------ Records supplied
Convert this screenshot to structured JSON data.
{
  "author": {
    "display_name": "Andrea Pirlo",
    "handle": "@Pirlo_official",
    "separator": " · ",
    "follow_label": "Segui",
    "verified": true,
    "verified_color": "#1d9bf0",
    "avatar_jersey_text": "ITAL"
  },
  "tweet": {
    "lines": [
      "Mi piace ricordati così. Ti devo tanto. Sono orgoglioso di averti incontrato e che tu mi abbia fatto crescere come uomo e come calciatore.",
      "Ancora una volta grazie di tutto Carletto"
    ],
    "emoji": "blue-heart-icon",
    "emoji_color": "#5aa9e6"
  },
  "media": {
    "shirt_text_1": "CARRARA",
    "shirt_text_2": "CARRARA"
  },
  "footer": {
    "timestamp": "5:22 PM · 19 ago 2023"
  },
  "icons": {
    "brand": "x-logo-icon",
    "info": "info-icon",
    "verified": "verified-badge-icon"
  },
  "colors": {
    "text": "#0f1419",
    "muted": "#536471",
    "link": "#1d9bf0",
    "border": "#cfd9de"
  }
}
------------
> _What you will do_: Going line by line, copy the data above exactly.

> _Reply to the exercise_:
Convert this screenshot to structured JSON data.
{
  "author": {
    "display_name": "Andrea Pirlo",
    "handle": "@Pirlo_official",
    "separator": " · ",
    "follow_label": "Segui",
    "verified": true,
    "verified_color": "#1d9bf0",
    "avatar_jersey_text": "ITAL"
  },
  "tweet": {
    "lines": [
      "Mi piace ricordati così. Ti devo tanto. Sono orgoglioso di averti incontrato e che tu mi abbia fatto crescere come uomo e come calciatore.",
      "Ancora una volta grazie di tutto Carletto"
    ],
    "emoji": "blue-heart-icon",
    "emoji_color": "#5aa9e6"
  },
  "media": {
    "shirt_text_1": "CARRARA",
    "shirt_text_2": "CARRARA"
  },
  "footer": {
    "timestamp": "5:22 PM · 19 ago 2023"
  },
  "icons": {
    "brand": "x-logo-icon",
    "info": "info-icon",
    "verified": "verified-badge-icon"
  },
  "colors": {
    "text": "#0f1419",
    "muted": "#536471",
    "link": "#1d9bf0",
    "border": "#cfd9de"
  }
}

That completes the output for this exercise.